He takes a critical view of the conventional media narrative of the PLA overseeing the ‘largest illicit transfer of wealth in human history’[iii] through espionage targeting private companies in the West and transferring commercially-sensitive information to Chinese state industries. Instead he argues that the PLA is mainly focused on military intelligence collection and science and technology research useful to developing China’s military capabilities. This view is refreshing but requires a more detailed analysis to be convincing, especially as it contradicts other well-regarded reports on the activities of the now infamous PLA Unit 61398 in aggressive cyber attacks.[iv]
One of the text’s strengths is the time dedicated to analysing the hundreds of official policy documents and declarations issued by the dozens of party committees overseeing China’s industry, security and education sectors. These give readers a level of depth and context into the Party’s official stances and aspirations which can be compared against the state’s performance. The downside to this approach is the uncertainty of how much weight we should assign to official pronouncements, which aspire to all of the ideal values that Austin prescribes for an information society, while the Party has run roughshod over them in practice. In other words, does the Party really believe in what it says?

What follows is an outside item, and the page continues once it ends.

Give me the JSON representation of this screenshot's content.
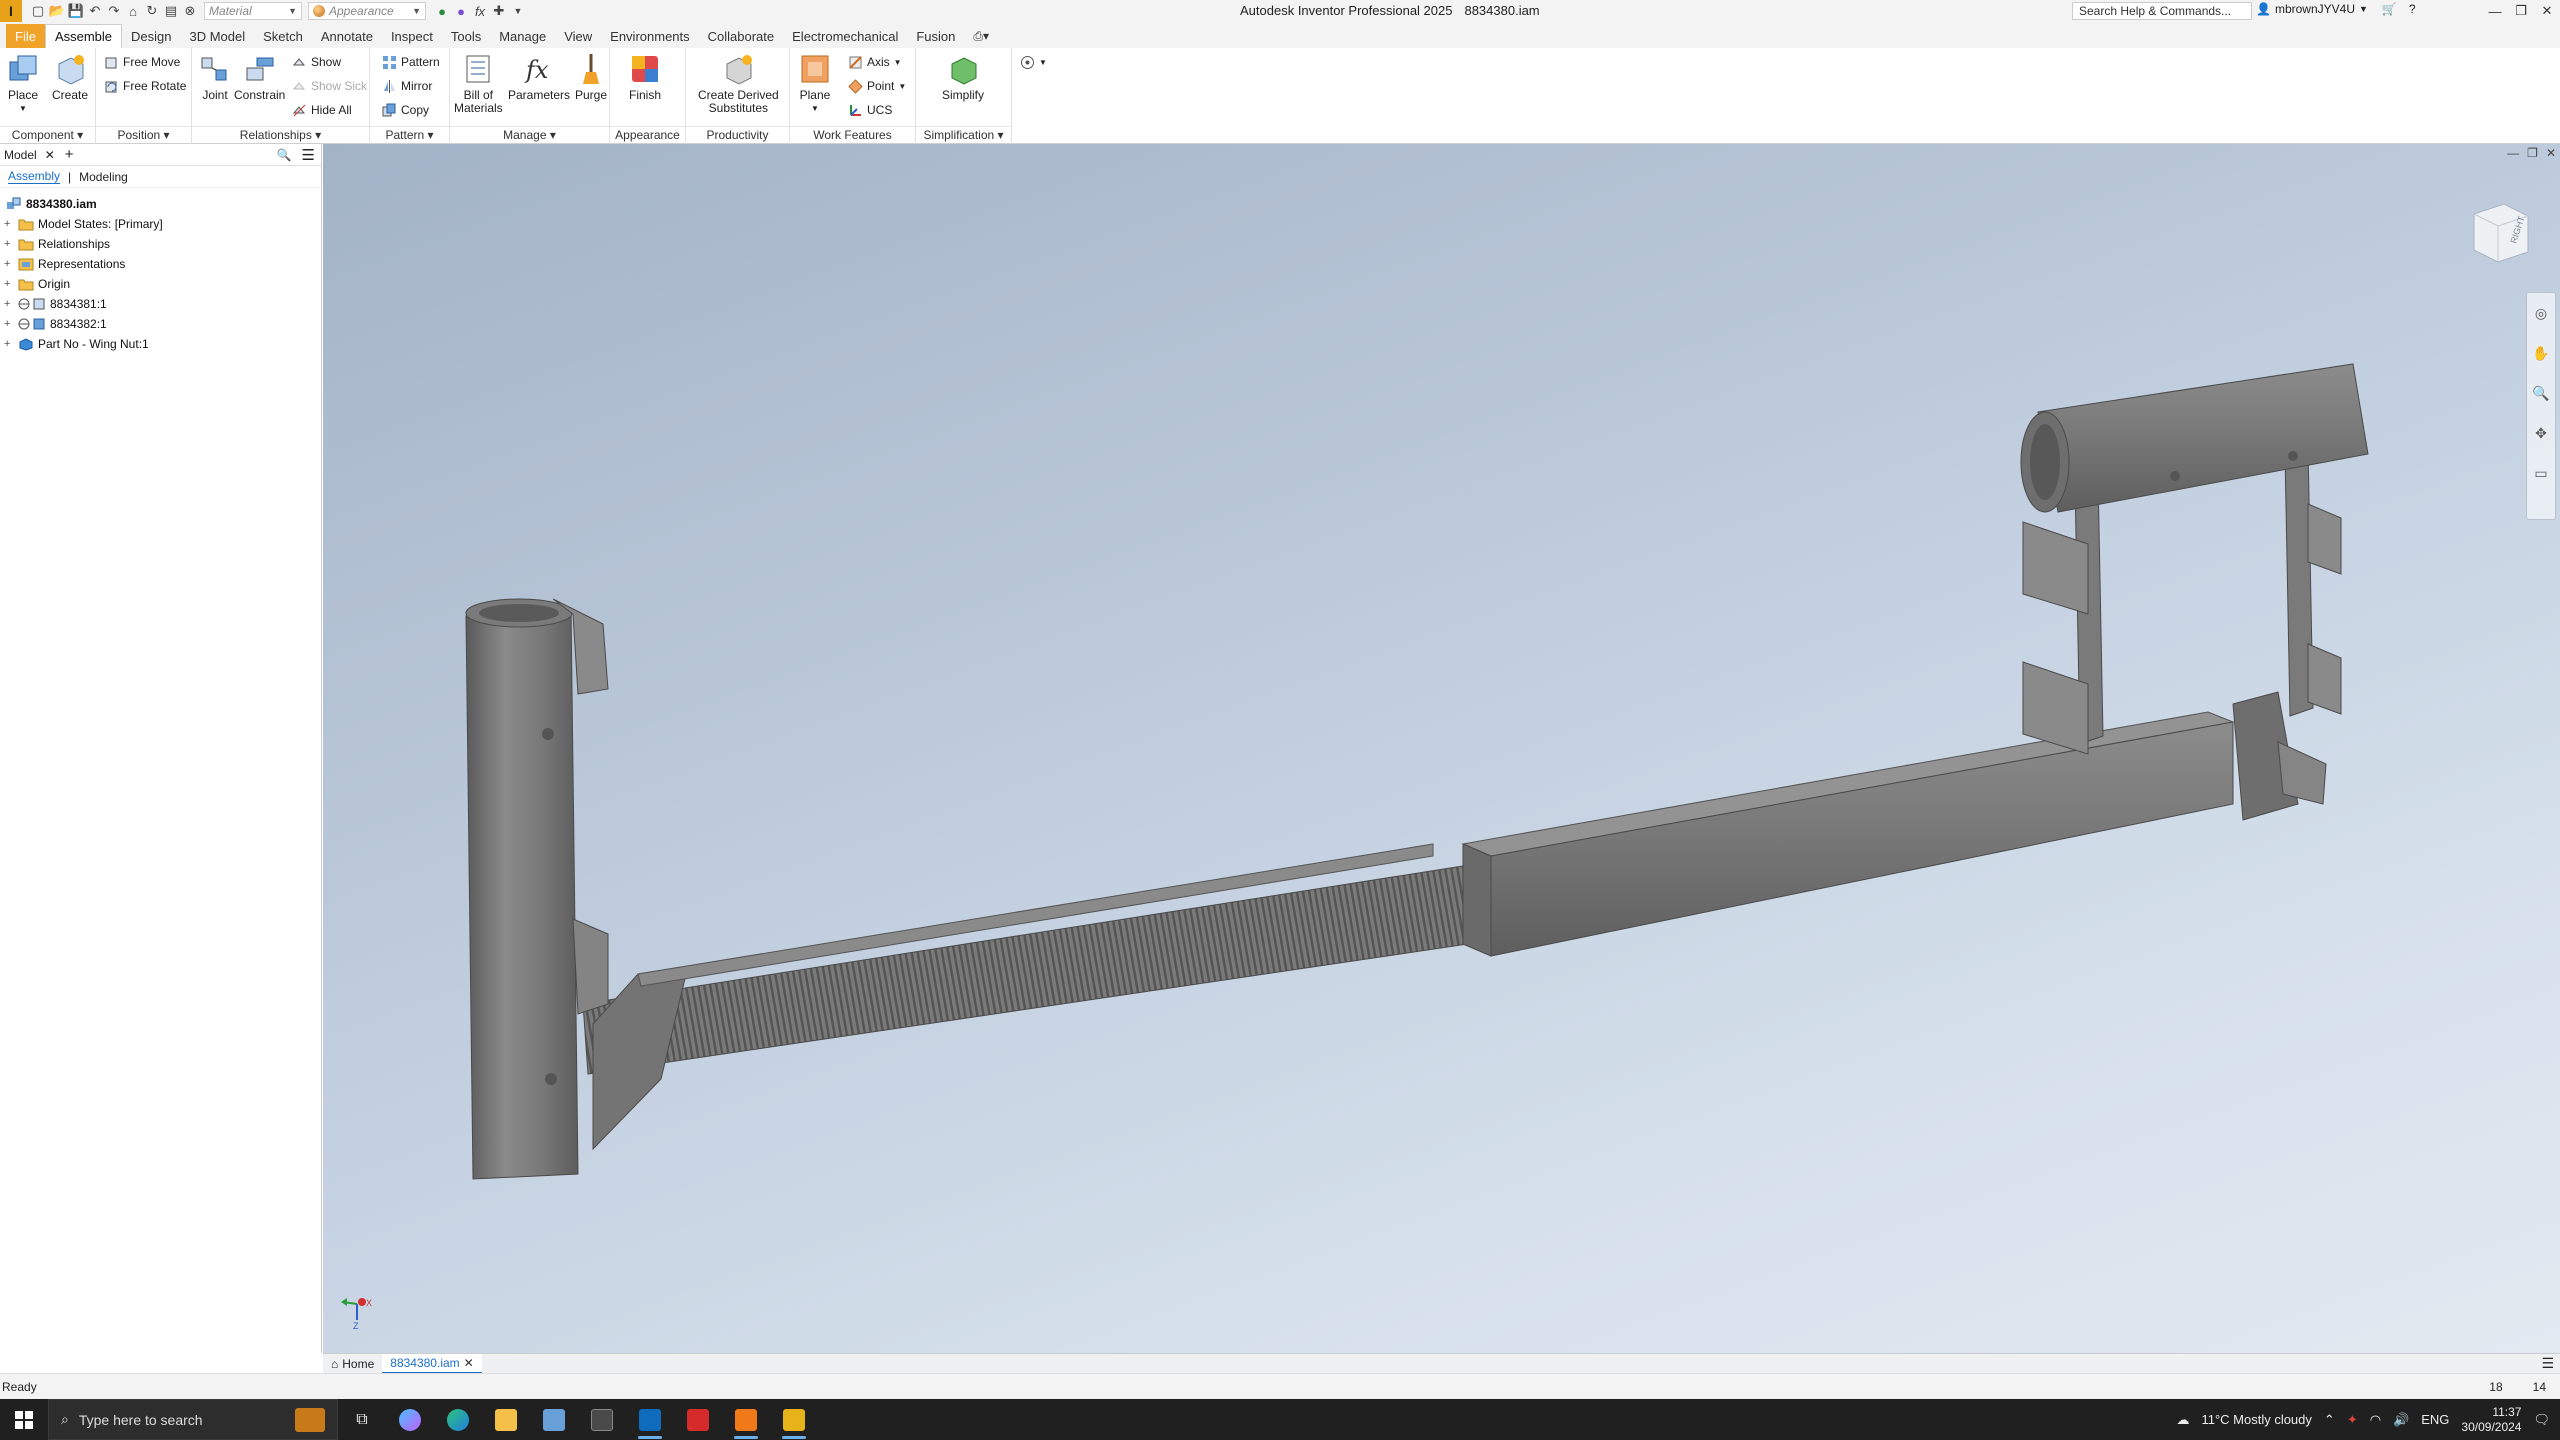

This book offers much through its dissection of the Chinese information state, yet raises more questions as to its direction. Whether China under Xi Jinping will try to realise Toffler’s dream of a fundamental rebalance in the relationship between the people and state through information technology, or instead drive the information society towards further security control and secrecy, will reveal much about the direction of the Chinese state.
For further information on the book, listen to a discussion the War Studies Department at King’s College held a with the author.
Christy studied International History at the London School of Economics & Political Science and is currently reading for an MA in Intelligence & International Security at Kings College London. His research interests are cyber security, national security strategy and the Asia-Pacific region. He is a Guest Editor at Strife.
[i]Greg Austin, Cyber Policy in China (London: Wiley, 2014), p.80
[iv]MANDIANT (2013). APT1: ‘Exposing One of China’s Cyber Espionage Units’. Accessed at http://intelreport.mandiant.com/Mandiant_APT1_Report.pdf